3. What have you learned from your child and being his/her parent?
It’s hard to express how P has changed the trajectory of my life. Just like most parent’s experience, P isn’t what I expected. He is, in fact, an even more extraordinary kid than I could have hoped for. He is full of empathy and compassion, and he is so funny. He loves dogs and nature. I am his biggest fan. P has taught me to be more patient than I thought I could be. With him, certainly, but more so with others. People can’t know what they don’t know. More awareness of different experiences is critical, I think. The famous saying: “if you’ve met one person with autism (or anything), then you’ve met one person with autism” is absolutely true. Kids are all unique, including those with special needs. Being P’s mom is the greatest.
4. If you could give any advice or guidance to a fellow mom receiving a new or similar diagnosis, what would it be?
One piece of advice I have is that they should join online groups right away. I’ve learned a lot from the special needs communities. When you join, you start to see things that make complete sense to you but perhaps wouldn’t make sense to NT (neurotypical) families. Then you know you’re in a place that gets your family, and it’s such a nice feeling. Other parents are so willing to share successes, struggles, advice, therapist recommendations, and so much more.
Also, try not to get caught up in functioning labels. P is what is often called “high functioning.” I dislike this term because it takes away everything he struggles with and works so hard on. It is easy for him to be dismissed in that way. Low functioning is not useful or accurate either. That takes away from all of the strengths and abilities of that person. The other options are high and low support needs, which is better. But even then, P often needs a high level of support in some areas but not others so it can be confusing to some.
Finally, I would say that it is important to trust in yourself and your child.
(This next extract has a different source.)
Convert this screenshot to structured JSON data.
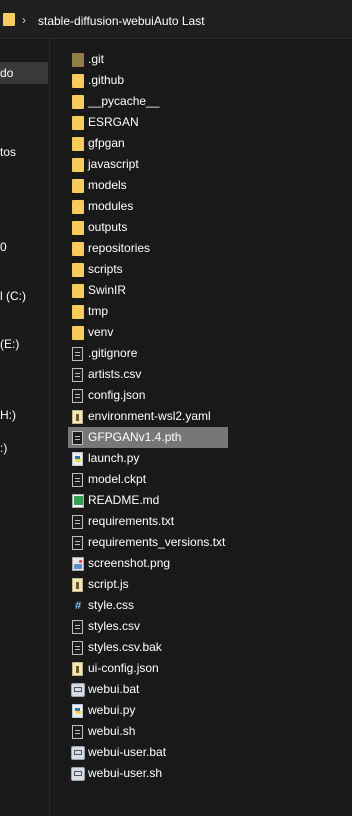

Advocating for your child will become your main focus. It’s important to trust in what you know and have confidence. That can be so hard when things are new and you just want someone to tell you what to do to support your child. You are the expert in your child, though, and the more clear you can be about what they need the better. It took me a lot of ‘fake-it-til-you-make-it’ practice, and I am still not always comfortable. But every interaction gets better.